The law in Indiana is clear that a wife is entitled to recover for loss of consortium against a wrongdoer who has injured her husband. However, a cause of action for *1178 loss of consortium derives its viability from the validity of the claim of the injured spouse against the wrongdoer. Where, for example, the claim of the injured spouse against the alleged tort-feasor has been abrogated by statute, the right of the other spouse to recover for loss of consortium cannot exist. Thus the critical issue in the instant case is whether ... [the injured spouse] has a valid cause of action against ... [the tort-feasor].

Arthur and the cases it cites all held that where the injured spouse recovered under the Indiana Workmen's Compensation Act, which contains an exclusive remedy provision, recovery for loss of consortium would not be permitted. That is not of course the specific situation presented in this case. However the principle underlying Arthur, the principle that represents Indiana law, may be stated in broader terms: If public policy (in Arthur, public policy as manifested by the Workmen's Compensation Act) bars a direct claim by the injured spouse, it would undermine that public policy to permit recovery by the other spouse.
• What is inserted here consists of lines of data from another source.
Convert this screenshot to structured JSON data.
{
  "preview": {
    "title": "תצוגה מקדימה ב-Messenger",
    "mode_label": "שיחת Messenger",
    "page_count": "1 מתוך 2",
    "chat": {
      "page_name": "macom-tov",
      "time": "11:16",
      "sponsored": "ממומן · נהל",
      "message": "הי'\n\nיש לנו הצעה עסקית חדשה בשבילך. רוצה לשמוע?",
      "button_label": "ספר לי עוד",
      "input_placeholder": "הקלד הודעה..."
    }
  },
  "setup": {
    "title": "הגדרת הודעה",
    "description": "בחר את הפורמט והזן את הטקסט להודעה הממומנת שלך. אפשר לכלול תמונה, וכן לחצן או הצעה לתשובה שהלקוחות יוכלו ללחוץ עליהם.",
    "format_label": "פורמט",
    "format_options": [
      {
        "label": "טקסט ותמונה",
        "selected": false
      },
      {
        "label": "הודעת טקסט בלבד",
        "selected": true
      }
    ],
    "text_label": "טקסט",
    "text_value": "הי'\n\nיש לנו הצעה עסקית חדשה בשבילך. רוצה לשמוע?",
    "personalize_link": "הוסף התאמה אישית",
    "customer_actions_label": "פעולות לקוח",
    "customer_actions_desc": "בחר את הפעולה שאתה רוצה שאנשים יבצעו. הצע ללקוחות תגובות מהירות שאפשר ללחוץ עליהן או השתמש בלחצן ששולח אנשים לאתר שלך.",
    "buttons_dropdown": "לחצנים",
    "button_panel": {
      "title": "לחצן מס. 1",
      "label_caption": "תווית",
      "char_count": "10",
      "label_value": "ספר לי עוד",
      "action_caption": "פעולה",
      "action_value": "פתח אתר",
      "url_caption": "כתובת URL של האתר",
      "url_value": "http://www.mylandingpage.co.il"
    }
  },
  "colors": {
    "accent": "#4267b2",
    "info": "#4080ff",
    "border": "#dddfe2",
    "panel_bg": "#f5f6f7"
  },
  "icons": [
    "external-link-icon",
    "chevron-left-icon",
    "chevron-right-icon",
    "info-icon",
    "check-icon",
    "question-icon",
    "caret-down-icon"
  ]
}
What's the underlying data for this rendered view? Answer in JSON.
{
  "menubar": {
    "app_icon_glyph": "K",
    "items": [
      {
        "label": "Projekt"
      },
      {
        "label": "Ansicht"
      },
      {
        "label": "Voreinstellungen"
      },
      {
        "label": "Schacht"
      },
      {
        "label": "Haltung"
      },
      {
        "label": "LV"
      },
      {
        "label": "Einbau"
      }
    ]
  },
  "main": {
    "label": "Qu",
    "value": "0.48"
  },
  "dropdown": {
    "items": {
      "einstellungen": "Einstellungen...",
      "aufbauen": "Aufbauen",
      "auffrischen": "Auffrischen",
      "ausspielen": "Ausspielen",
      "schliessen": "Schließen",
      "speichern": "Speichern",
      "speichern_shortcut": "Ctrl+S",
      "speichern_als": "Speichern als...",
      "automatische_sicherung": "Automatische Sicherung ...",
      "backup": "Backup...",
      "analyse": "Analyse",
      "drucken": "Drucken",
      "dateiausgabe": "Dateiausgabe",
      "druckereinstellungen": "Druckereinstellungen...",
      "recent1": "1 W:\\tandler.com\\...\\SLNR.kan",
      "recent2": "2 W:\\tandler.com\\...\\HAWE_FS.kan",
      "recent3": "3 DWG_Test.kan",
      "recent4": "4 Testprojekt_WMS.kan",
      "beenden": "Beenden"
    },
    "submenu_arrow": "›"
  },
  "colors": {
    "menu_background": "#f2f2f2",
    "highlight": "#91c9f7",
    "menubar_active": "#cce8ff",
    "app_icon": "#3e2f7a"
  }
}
That principle is readily applicable to this case. On the assumption now under consideration, Illinois public policy dictates that the primary claim dies with the injured spouse. Under the Arthur principle the derivative claim must be extinguished as well.

Accordingly the Court concludes that under each choice of law possibility this case presents, Count III of the Complaint must be dismissed.


Defendants' motion is granted. This action is dismissed.


[1] Defendants have also moved alternatively to limit the scope of relief in Count III to the period that Jarvis was alive. In its memorandum in opposition to defendants' motion, plaintiff acknowledged that such a limitation is proper.

[2] For purposes of this opinion the "facts" are those pleaded in the Complaint. Thus the statements in the text imply no factual findings by the Court.

[3] On January 19, 1981 this Court granted defendants' motion to strike plaintiff's prayer for punitive damages from Count I.

[4] Neither the Indiana nor the Illinois Supreme Court has addressed the issue presented here, although in affirming Stasiof the Illinois Supreme Court (in the course of considering an evidentiary question on appeal) indirectly endorsed the lower court's determination on the substantive legal question. 32 Ill. 2d at 158-59, 203 N.E.2d at 903-04. No Indiana or Illinois appellate decisions are contrary to Stasiof or Brown. See generally 1A Moore's Federal Practice ¶ 0.307 (1981).

[5] Plaintiff seeks to rely entirely on Tate v. Canonica, 180 Cal. App. 2d 898, 5 Cal. Rptr. 28 (1st Dist. 1960). As a California court's decision applying California law, Tate is totally non-persuasive in this diversity action.

[6] Such an action plainly does not survive under the "common law" preserved by the Act. At common law actions that survived were those in which a property interest was involved. Actions based on an alleged violation of the decedent's personal rights abated. See, e. g., McGill v. Lazzaro, 62 Ill.App.3d 151, 19 Ill.Dec. 501, 379 N.E.2d 16 (1st Dist. 1978).

[7] For this analysis we need look only at a Jarvis claim for intentional infliction of emotional harm as the source for Elizabeth Jarvis' derivative consortium claim. By definition a wrongful death claim could not serve the same function because it never belonged to Jarvis himself.

[8] This would seem to be the most plausible choice of law alternative. Defendants' alleged wrongful actions against Jarvis and the resulting injury to him apparently occurred in Illinois. On the other hand Elizabeth Jarvis, an Indiana resident, presumably suffered her own injury (loss of consortium) in the state of her residence.